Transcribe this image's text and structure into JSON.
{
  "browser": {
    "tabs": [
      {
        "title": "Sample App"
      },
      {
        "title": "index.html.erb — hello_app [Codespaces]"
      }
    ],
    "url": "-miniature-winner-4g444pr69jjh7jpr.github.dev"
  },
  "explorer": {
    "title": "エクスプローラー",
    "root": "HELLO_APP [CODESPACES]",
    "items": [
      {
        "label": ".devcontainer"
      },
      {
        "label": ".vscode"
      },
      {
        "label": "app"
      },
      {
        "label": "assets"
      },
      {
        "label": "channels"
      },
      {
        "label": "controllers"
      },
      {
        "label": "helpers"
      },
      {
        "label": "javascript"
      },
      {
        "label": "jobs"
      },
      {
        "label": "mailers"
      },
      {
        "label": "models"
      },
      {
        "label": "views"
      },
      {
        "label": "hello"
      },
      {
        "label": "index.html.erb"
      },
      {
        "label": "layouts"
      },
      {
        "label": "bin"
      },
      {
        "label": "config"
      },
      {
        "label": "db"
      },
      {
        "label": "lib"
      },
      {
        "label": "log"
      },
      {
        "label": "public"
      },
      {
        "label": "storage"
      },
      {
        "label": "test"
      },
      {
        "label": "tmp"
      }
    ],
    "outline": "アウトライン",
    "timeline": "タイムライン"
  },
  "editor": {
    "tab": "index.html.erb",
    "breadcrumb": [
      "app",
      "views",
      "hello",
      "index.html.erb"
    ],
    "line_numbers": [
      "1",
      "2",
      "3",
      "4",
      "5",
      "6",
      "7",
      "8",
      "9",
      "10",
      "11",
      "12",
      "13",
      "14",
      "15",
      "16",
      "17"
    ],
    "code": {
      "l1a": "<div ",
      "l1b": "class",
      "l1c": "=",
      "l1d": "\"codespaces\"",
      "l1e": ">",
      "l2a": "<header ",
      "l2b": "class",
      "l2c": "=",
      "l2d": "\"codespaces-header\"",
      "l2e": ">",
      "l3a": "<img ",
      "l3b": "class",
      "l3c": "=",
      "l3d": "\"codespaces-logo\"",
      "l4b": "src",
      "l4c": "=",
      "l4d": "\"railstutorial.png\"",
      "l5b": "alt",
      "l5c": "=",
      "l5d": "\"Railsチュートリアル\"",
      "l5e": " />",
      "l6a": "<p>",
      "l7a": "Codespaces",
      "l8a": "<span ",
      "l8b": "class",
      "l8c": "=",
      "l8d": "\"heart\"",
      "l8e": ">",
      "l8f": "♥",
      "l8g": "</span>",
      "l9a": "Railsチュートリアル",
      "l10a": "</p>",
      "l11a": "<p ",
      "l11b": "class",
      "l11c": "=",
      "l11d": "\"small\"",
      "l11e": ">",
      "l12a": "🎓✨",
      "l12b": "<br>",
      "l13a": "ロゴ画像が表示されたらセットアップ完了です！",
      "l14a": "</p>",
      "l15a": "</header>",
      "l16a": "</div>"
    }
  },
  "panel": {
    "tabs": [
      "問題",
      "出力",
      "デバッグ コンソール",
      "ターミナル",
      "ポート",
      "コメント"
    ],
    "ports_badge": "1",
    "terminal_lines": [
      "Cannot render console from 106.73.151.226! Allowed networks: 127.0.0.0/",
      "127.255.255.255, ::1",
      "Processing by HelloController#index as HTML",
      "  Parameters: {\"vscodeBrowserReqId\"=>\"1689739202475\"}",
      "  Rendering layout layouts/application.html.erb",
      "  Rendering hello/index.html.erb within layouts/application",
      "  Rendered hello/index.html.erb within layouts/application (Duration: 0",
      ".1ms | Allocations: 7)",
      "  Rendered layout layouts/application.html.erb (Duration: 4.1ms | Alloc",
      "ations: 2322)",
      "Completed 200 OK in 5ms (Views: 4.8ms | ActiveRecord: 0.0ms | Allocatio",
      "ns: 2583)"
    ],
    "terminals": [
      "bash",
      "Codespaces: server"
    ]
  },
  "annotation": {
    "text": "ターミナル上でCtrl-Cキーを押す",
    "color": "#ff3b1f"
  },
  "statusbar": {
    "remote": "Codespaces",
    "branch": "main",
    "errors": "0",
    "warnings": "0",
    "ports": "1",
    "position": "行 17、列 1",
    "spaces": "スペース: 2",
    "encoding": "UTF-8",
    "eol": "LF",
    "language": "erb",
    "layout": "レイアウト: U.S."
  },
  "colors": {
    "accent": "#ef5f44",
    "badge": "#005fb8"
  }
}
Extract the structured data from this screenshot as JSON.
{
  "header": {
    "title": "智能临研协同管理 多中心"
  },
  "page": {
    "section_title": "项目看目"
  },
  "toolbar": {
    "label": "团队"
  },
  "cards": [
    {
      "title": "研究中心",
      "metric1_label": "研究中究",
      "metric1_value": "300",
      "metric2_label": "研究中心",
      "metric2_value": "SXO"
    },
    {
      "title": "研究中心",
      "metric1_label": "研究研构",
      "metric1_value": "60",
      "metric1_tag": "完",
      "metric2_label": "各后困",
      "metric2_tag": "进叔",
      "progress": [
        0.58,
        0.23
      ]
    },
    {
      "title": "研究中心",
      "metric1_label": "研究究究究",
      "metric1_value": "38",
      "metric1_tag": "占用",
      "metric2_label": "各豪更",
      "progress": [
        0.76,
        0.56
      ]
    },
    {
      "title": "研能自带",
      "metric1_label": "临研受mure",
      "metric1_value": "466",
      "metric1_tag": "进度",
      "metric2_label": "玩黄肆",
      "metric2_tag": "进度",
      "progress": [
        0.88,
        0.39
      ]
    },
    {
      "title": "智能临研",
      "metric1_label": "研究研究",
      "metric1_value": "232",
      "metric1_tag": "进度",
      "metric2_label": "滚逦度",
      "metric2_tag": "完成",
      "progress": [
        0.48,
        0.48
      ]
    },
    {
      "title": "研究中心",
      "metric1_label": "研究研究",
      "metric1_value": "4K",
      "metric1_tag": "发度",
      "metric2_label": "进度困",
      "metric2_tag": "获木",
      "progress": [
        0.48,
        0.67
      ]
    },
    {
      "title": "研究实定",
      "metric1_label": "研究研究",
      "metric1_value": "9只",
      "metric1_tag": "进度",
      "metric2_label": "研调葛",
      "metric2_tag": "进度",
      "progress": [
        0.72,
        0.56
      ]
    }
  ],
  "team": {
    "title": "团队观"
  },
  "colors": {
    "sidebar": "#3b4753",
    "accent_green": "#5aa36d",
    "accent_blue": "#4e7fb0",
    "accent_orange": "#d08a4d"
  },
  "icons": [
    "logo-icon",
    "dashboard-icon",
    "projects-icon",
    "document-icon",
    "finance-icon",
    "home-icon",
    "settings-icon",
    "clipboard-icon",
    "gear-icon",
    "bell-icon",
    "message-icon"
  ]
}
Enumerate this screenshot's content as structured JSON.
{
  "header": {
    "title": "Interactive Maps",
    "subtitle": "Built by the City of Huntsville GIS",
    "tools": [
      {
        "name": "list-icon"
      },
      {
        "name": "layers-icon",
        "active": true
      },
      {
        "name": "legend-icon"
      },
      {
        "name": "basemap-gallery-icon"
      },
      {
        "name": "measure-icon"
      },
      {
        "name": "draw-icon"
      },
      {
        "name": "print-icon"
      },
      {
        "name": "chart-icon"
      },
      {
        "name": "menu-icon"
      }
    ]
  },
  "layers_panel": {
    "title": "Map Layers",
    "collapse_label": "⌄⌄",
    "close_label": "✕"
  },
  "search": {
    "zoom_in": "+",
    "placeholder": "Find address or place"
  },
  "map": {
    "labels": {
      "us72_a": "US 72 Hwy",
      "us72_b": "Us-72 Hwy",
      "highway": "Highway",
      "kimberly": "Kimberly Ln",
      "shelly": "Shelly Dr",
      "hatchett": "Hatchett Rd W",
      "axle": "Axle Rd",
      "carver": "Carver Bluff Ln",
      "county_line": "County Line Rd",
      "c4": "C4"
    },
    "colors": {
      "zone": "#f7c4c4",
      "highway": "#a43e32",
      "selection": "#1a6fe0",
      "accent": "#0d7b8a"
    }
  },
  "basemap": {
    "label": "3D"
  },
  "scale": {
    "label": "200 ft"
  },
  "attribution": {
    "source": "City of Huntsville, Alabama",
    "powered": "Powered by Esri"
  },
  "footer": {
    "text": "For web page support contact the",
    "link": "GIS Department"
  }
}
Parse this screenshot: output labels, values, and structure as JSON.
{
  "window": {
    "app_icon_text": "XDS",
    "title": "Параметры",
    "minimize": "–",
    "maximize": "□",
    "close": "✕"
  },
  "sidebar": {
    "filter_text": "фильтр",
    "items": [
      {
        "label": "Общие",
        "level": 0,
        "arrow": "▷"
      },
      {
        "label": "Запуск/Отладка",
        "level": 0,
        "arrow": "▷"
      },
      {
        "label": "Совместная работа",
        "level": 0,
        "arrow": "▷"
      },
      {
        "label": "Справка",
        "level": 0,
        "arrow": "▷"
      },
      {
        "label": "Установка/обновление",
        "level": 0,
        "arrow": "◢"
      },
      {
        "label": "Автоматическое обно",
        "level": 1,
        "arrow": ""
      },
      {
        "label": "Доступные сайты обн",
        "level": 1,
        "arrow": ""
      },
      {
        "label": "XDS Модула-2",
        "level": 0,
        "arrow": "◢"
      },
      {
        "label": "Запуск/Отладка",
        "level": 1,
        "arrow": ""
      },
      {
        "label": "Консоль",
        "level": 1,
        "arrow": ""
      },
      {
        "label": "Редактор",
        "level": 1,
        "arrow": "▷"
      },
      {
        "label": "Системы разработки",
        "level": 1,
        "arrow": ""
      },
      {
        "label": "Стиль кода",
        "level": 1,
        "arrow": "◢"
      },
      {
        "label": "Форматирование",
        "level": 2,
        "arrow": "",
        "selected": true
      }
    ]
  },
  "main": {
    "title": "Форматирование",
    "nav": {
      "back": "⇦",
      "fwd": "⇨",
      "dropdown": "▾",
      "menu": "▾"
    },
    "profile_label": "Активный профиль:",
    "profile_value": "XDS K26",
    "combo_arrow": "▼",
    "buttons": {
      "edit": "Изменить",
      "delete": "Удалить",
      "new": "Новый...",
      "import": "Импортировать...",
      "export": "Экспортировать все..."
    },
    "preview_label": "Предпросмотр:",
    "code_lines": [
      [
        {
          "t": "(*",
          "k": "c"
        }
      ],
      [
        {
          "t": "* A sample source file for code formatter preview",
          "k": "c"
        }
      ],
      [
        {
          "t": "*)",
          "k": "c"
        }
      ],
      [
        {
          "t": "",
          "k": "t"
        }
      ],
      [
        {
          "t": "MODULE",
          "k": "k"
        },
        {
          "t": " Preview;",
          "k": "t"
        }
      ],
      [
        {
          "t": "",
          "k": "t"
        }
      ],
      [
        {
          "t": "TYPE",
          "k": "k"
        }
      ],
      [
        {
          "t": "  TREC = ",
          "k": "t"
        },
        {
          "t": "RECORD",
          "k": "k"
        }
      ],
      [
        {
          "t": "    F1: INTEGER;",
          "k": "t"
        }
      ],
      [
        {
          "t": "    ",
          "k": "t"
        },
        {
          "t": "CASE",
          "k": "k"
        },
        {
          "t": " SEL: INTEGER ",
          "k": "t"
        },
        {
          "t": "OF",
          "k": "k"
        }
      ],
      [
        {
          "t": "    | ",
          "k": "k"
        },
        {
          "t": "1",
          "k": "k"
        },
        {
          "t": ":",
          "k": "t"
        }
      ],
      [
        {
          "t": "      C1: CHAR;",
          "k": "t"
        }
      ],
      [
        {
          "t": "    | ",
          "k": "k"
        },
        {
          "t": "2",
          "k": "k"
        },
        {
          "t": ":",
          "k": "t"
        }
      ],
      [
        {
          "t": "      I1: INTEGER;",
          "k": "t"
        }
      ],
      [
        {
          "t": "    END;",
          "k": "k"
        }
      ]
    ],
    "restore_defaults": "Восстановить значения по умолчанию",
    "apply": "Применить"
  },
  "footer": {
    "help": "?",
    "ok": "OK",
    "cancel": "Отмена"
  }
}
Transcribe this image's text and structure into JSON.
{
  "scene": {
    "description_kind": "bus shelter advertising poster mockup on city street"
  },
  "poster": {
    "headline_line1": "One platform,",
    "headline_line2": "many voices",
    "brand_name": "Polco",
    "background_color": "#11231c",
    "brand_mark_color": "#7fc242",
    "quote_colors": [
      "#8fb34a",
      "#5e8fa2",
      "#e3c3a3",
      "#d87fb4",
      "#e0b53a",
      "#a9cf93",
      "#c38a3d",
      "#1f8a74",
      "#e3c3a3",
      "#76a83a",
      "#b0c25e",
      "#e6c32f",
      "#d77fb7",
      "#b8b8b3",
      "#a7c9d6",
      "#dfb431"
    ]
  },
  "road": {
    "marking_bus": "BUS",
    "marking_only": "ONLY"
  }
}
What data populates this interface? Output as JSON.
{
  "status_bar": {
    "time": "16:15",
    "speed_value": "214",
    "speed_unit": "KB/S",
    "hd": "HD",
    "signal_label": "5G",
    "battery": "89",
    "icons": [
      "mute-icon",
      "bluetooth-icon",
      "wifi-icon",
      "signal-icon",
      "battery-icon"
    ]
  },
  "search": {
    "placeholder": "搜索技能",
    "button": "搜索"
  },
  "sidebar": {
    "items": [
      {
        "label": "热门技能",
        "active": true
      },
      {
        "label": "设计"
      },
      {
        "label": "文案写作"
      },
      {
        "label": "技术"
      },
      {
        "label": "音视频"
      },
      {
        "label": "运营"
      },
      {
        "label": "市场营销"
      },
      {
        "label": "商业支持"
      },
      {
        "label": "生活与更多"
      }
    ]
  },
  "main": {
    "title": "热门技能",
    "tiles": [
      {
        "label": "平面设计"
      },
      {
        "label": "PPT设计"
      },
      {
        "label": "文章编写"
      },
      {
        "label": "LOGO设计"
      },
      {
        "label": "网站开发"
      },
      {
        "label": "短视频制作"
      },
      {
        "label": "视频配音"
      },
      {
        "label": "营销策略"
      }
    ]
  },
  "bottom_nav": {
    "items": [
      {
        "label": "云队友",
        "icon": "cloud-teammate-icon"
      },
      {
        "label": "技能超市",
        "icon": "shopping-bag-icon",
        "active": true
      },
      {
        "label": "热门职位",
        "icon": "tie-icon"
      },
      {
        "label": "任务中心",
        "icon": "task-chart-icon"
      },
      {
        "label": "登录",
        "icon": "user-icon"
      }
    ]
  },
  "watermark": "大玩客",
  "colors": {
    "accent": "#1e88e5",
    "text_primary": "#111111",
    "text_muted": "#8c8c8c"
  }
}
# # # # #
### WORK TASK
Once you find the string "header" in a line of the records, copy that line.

### RESULT OF THIS TASK
      "l2a": "<header ",
      "l2d": "\"codespaces-header\"",
      "l15a": "</header>",
  "header": {
  "header": {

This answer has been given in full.